In Gail Bowen’s A Killing Spring, academician Joanne Kilbourn gets drawn into a web of mysteries and a murder when the body of a university colleague is found in a cheap, shoddy hotel room. His widow isn’t much help in tracing the murderer, and she is soon proven to have had nothing to do with what happened. So Kilbourn and her lover, Inspector Alex Kequahtooway, have to uncover the truth themselves. They find the killer, and there’s a scene in which the murderer explains what happened and why. In this case, the killer has temporarily trapped Kilbourn, so it’s more to taunt than to really confess, but Kilbourn manages to get free, and uses what the murderer has said.

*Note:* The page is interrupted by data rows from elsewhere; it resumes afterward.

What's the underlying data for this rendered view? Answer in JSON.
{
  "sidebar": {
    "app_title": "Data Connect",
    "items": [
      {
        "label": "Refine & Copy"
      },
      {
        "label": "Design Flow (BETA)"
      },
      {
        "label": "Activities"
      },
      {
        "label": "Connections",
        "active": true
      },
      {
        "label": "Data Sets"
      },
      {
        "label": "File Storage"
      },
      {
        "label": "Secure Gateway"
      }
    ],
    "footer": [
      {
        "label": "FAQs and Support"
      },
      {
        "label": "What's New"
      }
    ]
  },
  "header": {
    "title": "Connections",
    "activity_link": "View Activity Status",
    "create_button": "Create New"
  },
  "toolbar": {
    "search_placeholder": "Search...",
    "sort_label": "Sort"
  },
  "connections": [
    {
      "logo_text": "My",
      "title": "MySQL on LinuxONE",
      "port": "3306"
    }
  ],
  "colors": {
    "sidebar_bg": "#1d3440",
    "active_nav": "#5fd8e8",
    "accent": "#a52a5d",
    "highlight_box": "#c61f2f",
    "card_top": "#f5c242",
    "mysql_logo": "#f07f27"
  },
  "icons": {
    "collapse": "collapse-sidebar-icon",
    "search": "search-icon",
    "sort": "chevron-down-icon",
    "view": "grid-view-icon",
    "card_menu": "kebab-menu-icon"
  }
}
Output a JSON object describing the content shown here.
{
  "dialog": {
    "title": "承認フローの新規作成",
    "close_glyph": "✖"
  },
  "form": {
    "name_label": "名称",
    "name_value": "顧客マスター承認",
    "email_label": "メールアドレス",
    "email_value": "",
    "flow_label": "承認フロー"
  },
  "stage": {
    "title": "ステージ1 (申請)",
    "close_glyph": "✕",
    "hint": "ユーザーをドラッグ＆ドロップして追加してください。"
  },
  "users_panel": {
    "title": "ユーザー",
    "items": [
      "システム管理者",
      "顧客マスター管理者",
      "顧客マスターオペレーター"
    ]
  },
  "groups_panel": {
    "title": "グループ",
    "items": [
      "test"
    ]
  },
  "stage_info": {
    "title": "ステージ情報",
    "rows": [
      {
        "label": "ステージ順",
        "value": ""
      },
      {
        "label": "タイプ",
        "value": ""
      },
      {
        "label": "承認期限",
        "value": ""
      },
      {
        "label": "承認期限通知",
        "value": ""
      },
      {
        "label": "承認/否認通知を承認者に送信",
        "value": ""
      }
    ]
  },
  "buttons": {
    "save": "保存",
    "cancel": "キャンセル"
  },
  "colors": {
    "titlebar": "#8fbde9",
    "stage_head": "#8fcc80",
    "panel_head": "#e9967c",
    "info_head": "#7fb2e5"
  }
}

Clearing the conscience plays an important role in a killer’s confession in Paul Thomas’ Death on Demand. Five years before the events in this novel, Christopher Lilywhite’s wife was murdered. Tito Ihaka of the Auckland Police always believed that Lilywhite hired a killer to do the job, and so, was guilty. It couldn’t really be proven, though, and Lilywhite is both rich and powerful. So Ihaka was exiled to Wairarapa. Now, Lilywhite wants to talk to Ihaka privately. Ihaka returns to Auckland, where Lilywhite tells him that he’s been diagnosed with terminal cancer. Then he confesses that he did, indeed, have his wife murdered, and that the killer is still out there, murdering other people. That information helps Ihaka to solve several seemingly unrelated murder cases.
There’s also Peter Swanson’s Rules for Perfect Murders (AKA Eight Perfect Murders). In that novel, we meet Malcolm Kershaw, the owner of the Old Devils Bookshop. The FBI, in the form of Special Agent Gwen Mulvey, becomes interested in Kershaw when a series of murders begins to eerily resemble the murders in a list of books Kershaw posted as ‘Eight Perfect Murders’ on the bookshop’s blog. It’s believed that someone is trying to impress Kershaw, or in some way draw him in, by committing these murders. Soon enough, Kershaw is working unofficially with Mulvey to find out who is emulating these fictional murders. In the end, we find out the truth. And it’s interesting to see how the killer reveals what happened and why. I can say without spoiling the story that it makes for interesting psychology.
You would think that, if people committed a murder, they’d keep quiet about it. But in many cases, both real and fictional, they don’t. There are all sorts of reasons that murderers confess, and it’s really interesting to see how it happens in crime fiction.
*NOTE: The title of this post is a line from Andrew Lloyd Webber and Tim Rice’s Pilate’s Dream.